Wild dogwood trees are deciduous trees that live under the canopy of forests. They bloom in spring with gorgeous flowers in shades of pink or white. The wild dogwood tree needs to be grown in an environment as close to its natural habitat as possible: dappled shade, cool temperatures and lots of leafy-loam to grow in. The United States National Arboretum suggests that you check with your county extension for information on the right dogwood tree to grow in your area.
Choose a spot in the garden that receives morning sun and dappled shade later in the day. It shouldn't be too close to structures or other large trees so that the dogwood will have adequate air circulation.
Remove the pulp from the seed. This may require a bit of gentle scrubbing under running water. Be sure to remove all of the pulp, as anything remaining on the seed will rot and cause the seed to do so as well.
Moisten a handful of sphagnum peat moss and wrap the seed in it. Place it in a plastic sandwich bag and seal the bag. Place the bag in the refrigerator for three months, checking it periodically to make sure that the moss is still moist.
Fill the planting pot with compost and perlite. Water it well, allowing the water to drain from the bottom of the pot.
Remove the seed from the bag and plant it, 1/2 inch deep, into the planting pot.
Place the pot in an area in which it will receive bright light, but not direct sun. Keep the soil moist, but not soggy.
Wait until after the last frost date for your area and begin the hardening off process. This will acclimate the tender sapling to the outdoors. Take the pot outside for one hour on the first day, and then gradually increase the amount of time the sapling is left outside, over the course of a week or two.
Prepare the planting bed for the dogwood tree. Dig up the soil to a depth of 12 inches, crushing any large clods of dirt with the shovel. Add a 4-inch layer of compost and mix it well with the existing soil.

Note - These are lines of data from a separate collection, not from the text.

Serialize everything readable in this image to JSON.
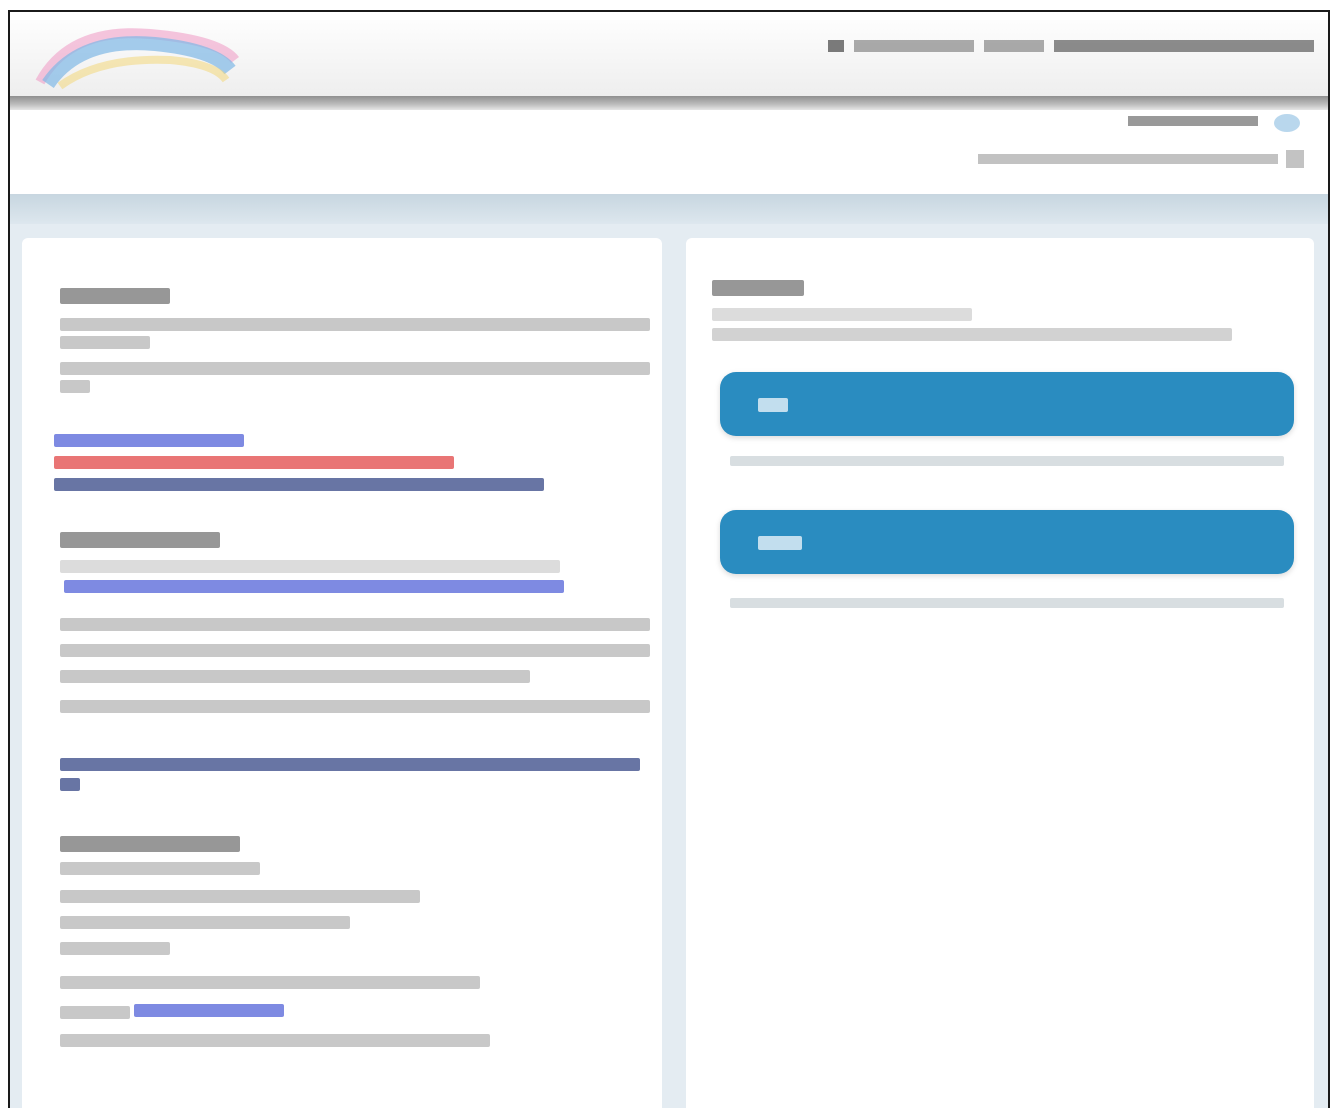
{
  "header": {
    "logo_name": "site-logo",
    "top_links": [],
    "login_label": "",
    "help_label": ""
  },
  "left_panel": {
    "sections": []
  },
  "right_panel": {
    "heading": "",
    "buttons": [
      {
        "label": "",
        "description": ""
      },
      {
        "label": "",
        "description": ""
      }
    ]
  },
  "colors": {
    "button_blue": "#2a8cc0",
    "link_blue": "#4758d6",
    "warning_red": "#e03a3a",
    "band_blue": "#c7d6e0"
  }
}
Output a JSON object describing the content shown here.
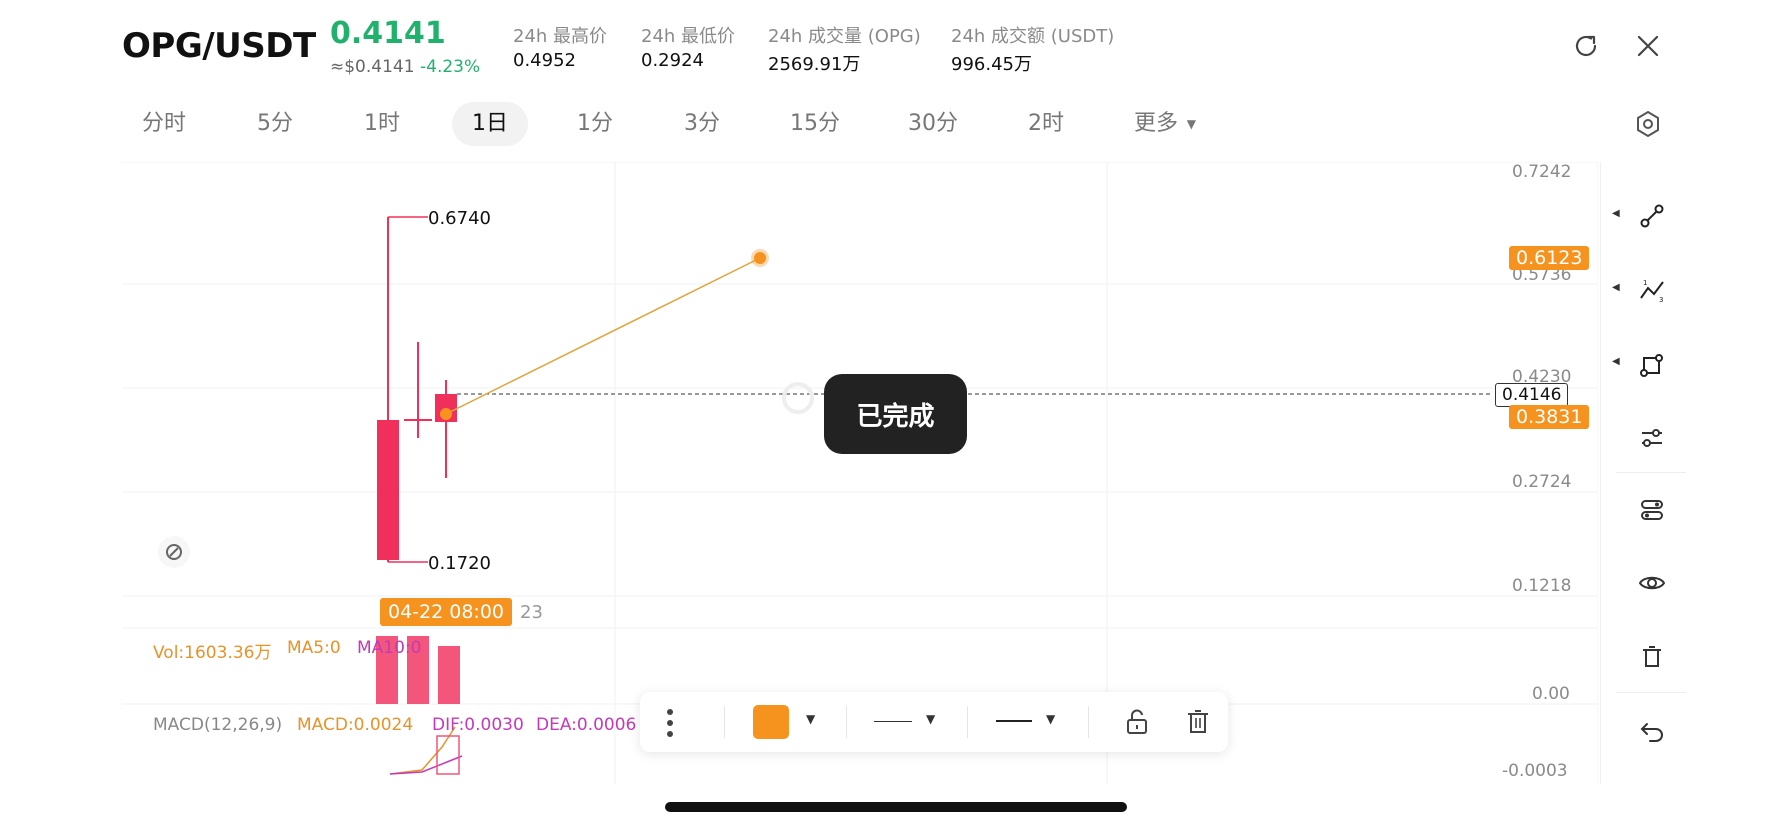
{
  "header": {
    "pair": "OPG/USDT",
    "price": "0.4141",
    "approx_price": "≈$0.4141",
    "change": "-4.23%",
    "stats": [
      {
        "label": "24h 最高价",
        "value": "0.4952"
      },
      {
        "label": "24h 最低价",
        "value": "0.2924"
      },
      {
        "label": "24h 成交量 (OPG)",
        "value": "2569.91万"
      },
      {
        "label": "24h 成交额 (USDT)",
        "value": "996.45万"
      }
    ]
  },
  "tabs": [
    "分时",
    "5分",
    "1时",
    "1日",
    "1分",
    "3分",
    "15分",
    "30分",
    "2时",
    "更多"
  ],
  "active_tab": "1日",
  "chart": {
    "y_axis_labels": [
      "0.7242",
      "0.5736",
      "0.4230",
      "0.2724",
      "0.1218"
    ],
    "high_label": "0.6740",
    "low_label": "0.1720",
    "current_price_tag": "0.4146",
    "line_tag_top": "0.6123",
    "line_tag_bottom": "0.3831",
    "time_tag": "04-22 08:00",
    "time_tag_suffix": "23",
    "vol_text": "Vol:1603.36万",
    "ma5_text": "MA5:0",
    "ma10_text": "MA10:0",
    "vol_axis_label": "0.00",
    "macd_title": "MACD(12,26,9)",
    "macd_value": "MACD:0.0024",
    "dif_value": "DIF:0.0030",
    "dea_value": "DEA:0.0006",
    "macd_axis_label": "-0.0003",
    "colors": {
      "down": "#f0305a",
      "up": "#20b26c",
      "accent": "#f5931e",
      "vol": "#f4557a",
      "macd": "#e6932a",
      "dea": "#c23bb7"
    }
  },
  "toast": "已完成",
  "right_toolbar": [
    "trendline-tool-icon",
    "fib-tool-icon",
    "shape-tool-icon",
    "indicator-settings-icon",
    "layers-icon",
    "visibility-icon",
    "delete-all-icon",
    "undo-icon"
  ],
  "bottom_toolbar": {
    "color": "#f5931e"
  }
}
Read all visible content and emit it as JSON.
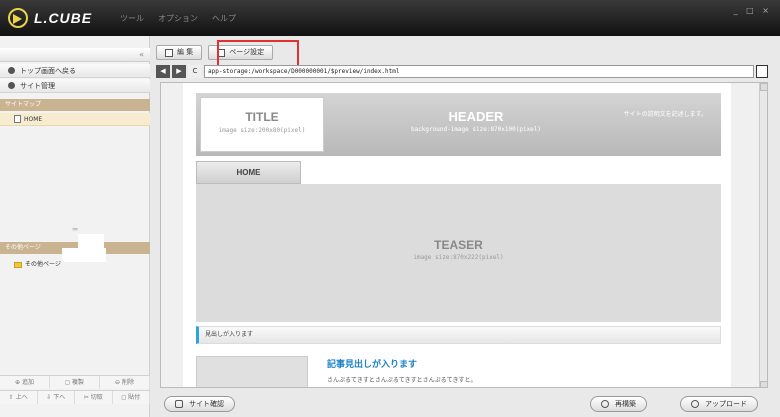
{
  "app": {
    "logo_text": "L.CUBE",
    "menu": [
      "ツール",
      "オプション",
      "ヘルプ"
    ],
    "window_controls": "_ □ ×"
  },
  "sidebar": {
    "collapse": "«",
    "back_top": "トップ画面へ戻る",
    "site_manage": "サイト管理",
    "sitemap_header": "サイトマップ",
    "sitemap_item": "HOME",
    "splitter": "═",
    "other_header": "その他ページ",
    "other_item": "その他ページ",
    "actions_row1": [
      "⊕ 追加",
      "◻ 複製",
      "⊖ 削除"
    ],
    "actions_row2": [
      "⇧ 上へ",
      "⇩ 下へ",
      "✂ 切取",
      "◻ 貼付"
    ]
  },
  "toolbar": {
    "edit_label": "編 集",
    "page_settings_label": "ページ設定"
  },
  "addressbar": {
    "back": "◀",
    "forward": "▶",
    "reload": "C",
    "url": "app-storage:/workspace/D000000001/$preview/index.html"
  },
  "preview": {
    "title_big": "TITLE",
    "title_small": "image size:200x80(pixel)",
    "header_big": "HEADER",
    "header_small": "background-image size:870x100(pixel)",
    "site_desc": "サイトの説明文を記述します。",
    "home_tab": "HOME",
    "teaser_big": "TEASER",
    "teaser_small": "image size:870x222(pixel)",
    "h2_text": "見出しが入ります",
    "article_title": "記事見出しが入ります",
    "article_body": "さんぷるてきすとさんぷるてきすとさんぷるてきすと。"
  },
  "bottom": {
    "site_check": "サイト確認",
    "rebuild": "再構築",
    "upload": "アップロード"
  },
  "colors": {
    "highlight": "#e53030",
    "accent_blue": "#1a83c7",
    "sidebar_header": "#c9b390"
  }
}
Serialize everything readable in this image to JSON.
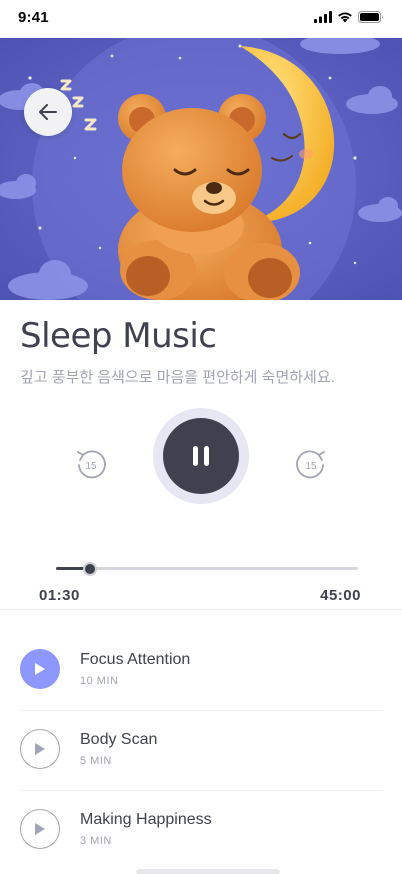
{
  "status_bar": {
    "time": "9:41"
  },
  "header": {
    "back_icon": "arrow-left-icon"
  },
  "hero": {
    "illustration": "sleeping-bear-with-moon",
    "zz_text": "ZZZ"
  },
  "content": {
    "title": "Sleep Music",
    "subtitle": "깊고 풍부한 음색으로 마음을 편안하게 숙면하세요."
  },
  "player": {
    "skip_back_label": "15",
    "skip_forward_label": "15",
    "state": "playing",
    "current_time": "01:30",
    "total_time": "45:00",
    "progress_fraction": 0.0333
  },
  "tracks": [
    {
      "title": "Focus Attention",
      "duration": "10 MIN",
      "active": true
    },
    {
      "title": "Body Scan",
      "duration": "5 MIN",
      "active": false
    },
    {
      "title": "Making Happiness",
      "duration": "3 MIN",
      "active": false
    }
  ],
  "colors": {
    "accent": "#8e97fd",
    "dark": "#3f414e",
    "muted": "#a1a4b2",
    "hero_bg": "#5a5fbf"
  }
}
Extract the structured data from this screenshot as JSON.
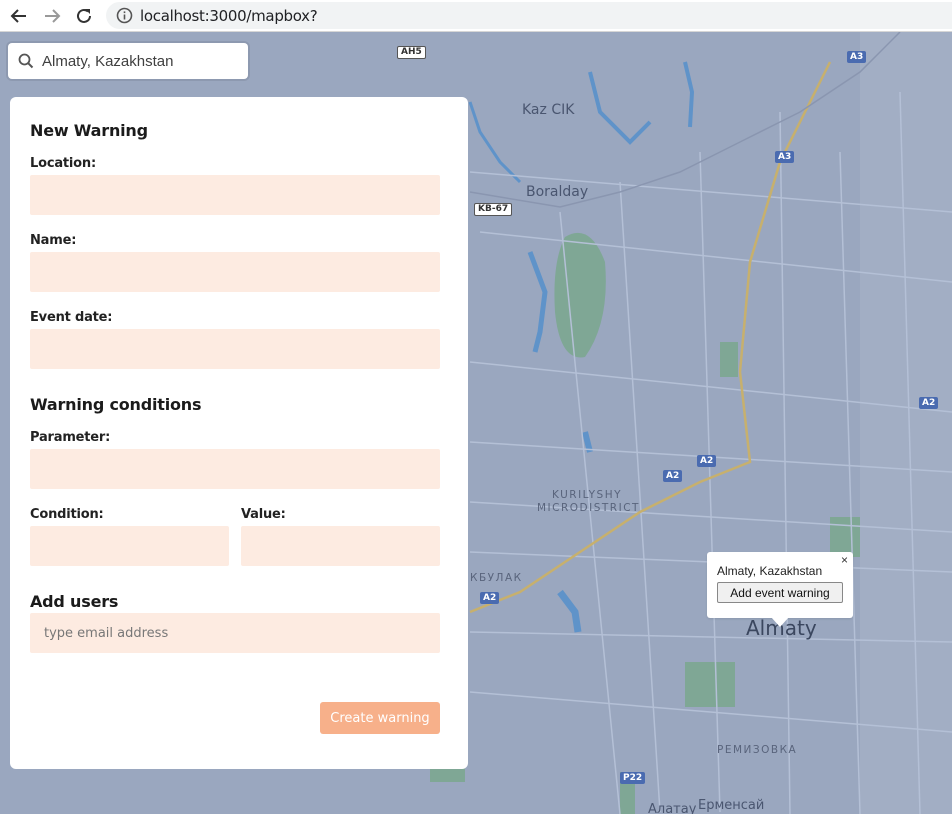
{
  "browser": {
    "url": "localhost:3000/mapbox?"
  },
  "search": {
    "value": "Almaty, Kazakhstan"
  },
  "form": {
    "title": "New Warning",
    "location_label": "Location:",
    "name_label": "Name:",
    "event_date_label": "Event date:",
    "conditions_title": "Warning conditions",
    "parameter_label": "Parameter:",
    "condition_label": "Condition:",
    "value_label": "Value:",
    "users_title": "Add users",
    "email_placeholder": "type email address",
    "create_button": "Create warning"
  },
  "popup": {
    "title": "Almaty, Kazakhstan",
    "button": "Add event warning",
    "close": "×"
  },
  "map": {
    "labels": {
      "kaz_cik": "Kaz CIK",
      "boralday": "Boralday",
      "kurilyshy_1": "KURILYSHY",
      "kurilyshy_2": "MICRODISTRICT",
      "kbulak": "КБУЛАК",
      "almaty": "Almaty",
      "remizovka": "РЕМИЗОВКА",
      "ermensai": "Ерменсай",
      "almatau": "Алатау"
    },
    "shields": {
      "ah5": "AH5",
      "a3_top": "A3",
      "a3_mid": "A3",
      "kb67": "KB-67",
      "a2_right": "A2",
      "a2_center": "A2",
      "a2_mid": "A2",
      "a2_left": "A2",
      "p22": "P22"
    },
    "colors": {
      "background": "#9aa7bf",
      "water": "#5f93c9",
      "park": "#7fa795",
      "road": "#b4c0d6",
      "highway": "#c7b06d"
    }
  }
}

Dig a hole the same depth as the pot in which the seedling is growing. Place the roots of the dogwood sapling into the hole and backfill, tamping down lightly on the soil around the base of the tree.